[Items from an interface collection]
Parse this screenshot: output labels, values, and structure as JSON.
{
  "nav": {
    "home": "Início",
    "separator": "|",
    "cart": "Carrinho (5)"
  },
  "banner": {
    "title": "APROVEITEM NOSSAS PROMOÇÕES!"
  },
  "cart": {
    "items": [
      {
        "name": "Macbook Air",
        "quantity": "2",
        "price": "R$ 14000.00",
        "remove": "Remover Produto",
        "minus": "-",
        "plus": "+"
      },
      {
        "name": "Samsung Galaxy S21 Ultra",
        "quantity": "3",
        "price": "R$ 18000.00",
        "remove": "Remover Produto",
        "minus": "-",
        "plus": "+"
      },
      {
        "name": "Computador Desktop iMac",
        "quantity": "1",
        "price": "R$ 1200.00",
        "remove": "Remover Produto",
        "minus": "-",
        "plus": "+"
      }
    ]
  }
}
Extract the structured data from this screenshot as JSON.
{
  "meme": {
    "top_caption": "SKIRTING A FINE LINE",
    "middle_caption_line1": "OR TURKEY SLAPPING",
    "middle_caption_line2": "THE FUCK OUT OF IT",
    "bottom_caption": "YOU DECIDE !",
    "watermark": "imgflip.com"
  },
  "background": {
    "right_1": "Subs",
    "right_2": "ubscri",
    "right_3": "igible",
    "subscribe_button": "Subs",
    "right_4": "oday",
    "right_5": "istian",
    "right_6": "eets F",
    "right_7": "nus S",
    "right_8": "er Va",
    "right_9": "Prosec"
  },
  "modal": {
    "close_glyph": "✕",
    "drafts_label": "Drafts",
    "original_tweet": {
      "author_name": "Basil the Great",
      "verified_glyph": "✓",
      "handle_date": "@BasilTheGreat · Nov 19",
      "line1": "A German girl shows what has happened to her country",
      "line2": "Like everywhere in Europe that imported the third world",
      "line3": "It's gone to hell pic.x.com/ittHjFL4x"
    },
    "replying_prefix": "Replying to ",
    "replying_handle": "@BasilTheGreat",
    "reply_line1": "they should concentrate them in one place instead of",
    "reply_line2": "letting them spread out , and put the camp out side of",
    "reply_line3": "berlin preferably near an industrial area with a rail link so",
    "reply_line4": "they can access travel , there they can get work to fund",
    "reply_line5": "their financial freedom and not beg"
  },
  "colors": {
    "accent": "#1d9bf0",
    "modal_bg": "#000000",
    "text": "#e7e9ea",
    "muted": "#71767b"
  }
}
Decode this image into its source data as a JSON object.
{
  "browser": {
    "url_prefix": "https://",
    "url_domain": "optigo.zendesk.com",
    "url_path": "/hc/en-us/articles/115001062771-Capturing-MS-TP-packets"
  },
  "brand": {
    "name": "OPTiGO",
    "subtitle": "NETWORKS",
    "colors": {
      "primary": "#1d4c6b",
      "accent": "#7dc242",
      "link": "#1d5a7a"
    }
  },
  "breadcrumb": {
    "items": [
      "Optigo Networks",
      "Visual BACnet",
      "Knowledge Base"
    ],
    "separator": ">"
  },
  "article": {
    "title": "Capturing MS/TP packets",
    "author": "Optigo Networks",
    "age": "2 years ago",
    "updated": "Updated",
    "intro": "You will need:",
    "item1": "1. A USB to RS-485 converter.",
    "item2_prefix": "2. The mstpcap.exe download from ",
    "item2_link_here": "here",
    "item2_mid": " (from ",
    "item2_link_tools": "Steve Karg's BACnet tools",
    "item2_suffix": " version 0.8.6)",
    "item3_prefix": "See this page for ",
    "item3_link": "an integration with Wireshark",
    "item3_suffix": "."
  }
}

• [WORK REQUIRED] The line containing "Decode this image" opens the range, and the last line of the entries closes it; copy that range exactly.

• [RESULT OF THIS TASK]
Decode this image into its source data as a JSON object.
{
  "browser": {
    "url_prefix": "https://",
    "url_domain": "optigo.zendesk.com",
    "url_path": "/hc/en-us/articles/115001062771-Capturing-MS-TP-packets"
  },
  "brand": {
    "name": "OPTiGO",
    "subtitle": "NETWORKS",
    "colors": {
      "primary": "#1d4c6b",
      "accent": "#7dc242",
      "link": "#1d5a7a"
    }
  },
  "breadcrumb": {
    "items": [
      "Optigo Networks",
      "Visual BACnet",
      "Knowledge Base"
    ],
    "separator": ">"
  },
  "article": {
    "title": "Capturing MS/TP packets",
    "author": "Optigo Networks",
    "age": "2 years ago",
    "updated": "Updated",
    "intro": "You will need:",
    "item1": "1. A USB to RS-485 converter.",
    "item2_prefix": "2. The mstpcap.exe download from ",
    "item2_link_here": "here",
    "item2_mid": " (from ",
    "item2_link_tools": "Steve Karg's BACnet tools",
    "item2_suffix": " version 0.8.6)",
    "item3_prefix": "See this page for ",
    "item3_link": "an integration with Wireshark",
    "item3_suffix": "."
  }
}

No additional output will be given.